Where Does the Legend of Lilith Come From?
Lilith and the Biblical Story of Creation
The biblical book of Genesis contains two contradictory accounts of humanity’s creation. The first account is known as the Priestly version and appears in Genesis 1:26-27.
God fashions man and woman simultaneously when the text reads: “So God created mankind in the divine image, male and female God created them.”
The second account of Creation is known as the Yahwistic version and is found in Genesis 2. This is the version of Creation that most people are familiar with. God creates Adam, then places him in the Garden of Eden. Not long afterwards, God decides to make a companion for Adam and creates the animals of the land and sky to see if any of them are suitable partners for the man.
God brings each animal to Adam, who names it before ultimately deciding that it is not a “suitable helper.” God then causes a deep sleep to fall upon Adam and while the man is sleeping God fashioned Eve from his side. When Adam awakes he recognizes Eve as part of himself and accepts her as his companion.
Although the tradition of two wives – two Eves – appears early on, this interpretation of Creation’s timeline was not associated with the character of Lilith until the medieval period, as we shall see in the next section.Lilith as Adam’s First Wife Scholars are not certain where the character of Lilith comes from, though many believe she was inspired by Sumerian myths about female vampires called “Lillu” or Mesopotamian myths about succubae (female night demons) called “lilin.” Lilith is mentioned four times in the Babylonian Talmud, but it is not until the Alphabet of Ben Sira (c. 800s to 900s) that the character of Lilith is associated with the first version of Creation. In this medieval text, Ben Sira names Lilith as Adam’s first wife and presents a full account of her story.According to the Alphabet of Ben Sira, Lilith was Adam’s first wife but the couple fought all the time. They didn’t see eye-to-eye on matters of sex because Adam always wanted to be on top while Lilith also wanted a turn in the dominant sexual position. When they could not agree, Lilith decided to leave Adam. She uttered God’s name and flew into the air, leaving Adam alone in the Garden of Eden. God sent three angels after her and commanded them to bring her back to her husband by force if she would not come willingly. But when the angels found her by the Red Sea they were unable to convince her to return and could not force her to obey them. Eventually a strange deal is struck, wherein Lilith promised not to harm newborn children if they are protected by an amulet with the names of the three angels written on it:

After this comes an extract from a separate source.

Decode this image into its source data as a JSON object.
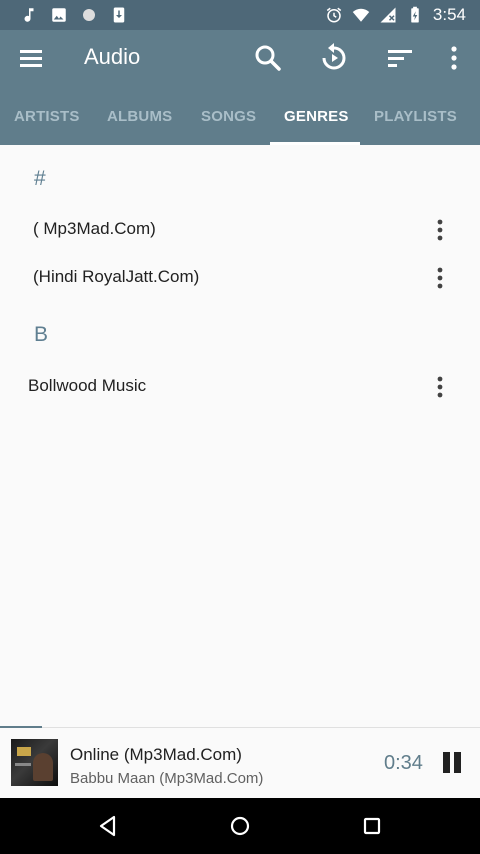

“The three angels caught up with her in the [Red] Sea…They seized her and told her: ‘If you agree to come with us, come, and if not, we shall drown you in the sea.’ She answered: ‘Darlings, I know myself that God created me only to afflict babies with fatal disease when they are eight days old; I shall have permission to harm them from their birth to the eighth day and no longer; when it is a male baby; but when it is a female baby, I shall have permission for twelve days.’ The angels would not leave her alone, until she swore by God’s name that wherever she would see them or their names in an amulet, she would not possess the baby [bearing it]. They then left her immediately. This is [the story of] Lilith who afflicts babies with disease.” (Alphabet of Ben Sira, from “Eve & Adam: Jewish, Christian, and Muslim Readings on Genesis and Gender” pg. 204.)
The Alphabet of Ben Sira appears to combine legends of female demons with the idea of the ‘first Eve.’ What results is a story about Lilith, an assertive wife who rebelled against God and husband, was replaced by another woman, and was demonized in Jewish folklore as a dangerous killer of babies.
Later legends also characterize her as a beautiful woman who seduces men or copulates with them in their sleep (a succubus), then spawns demon children. According to some accounts, Lilith is the Queen of Demons.
References: Kvam, Krisen E. etal. “Eve & Adam: Jewish, Christian, and Muslim Readings on Genesis and Gender.” Indiana University Press: Bloomington, 1999.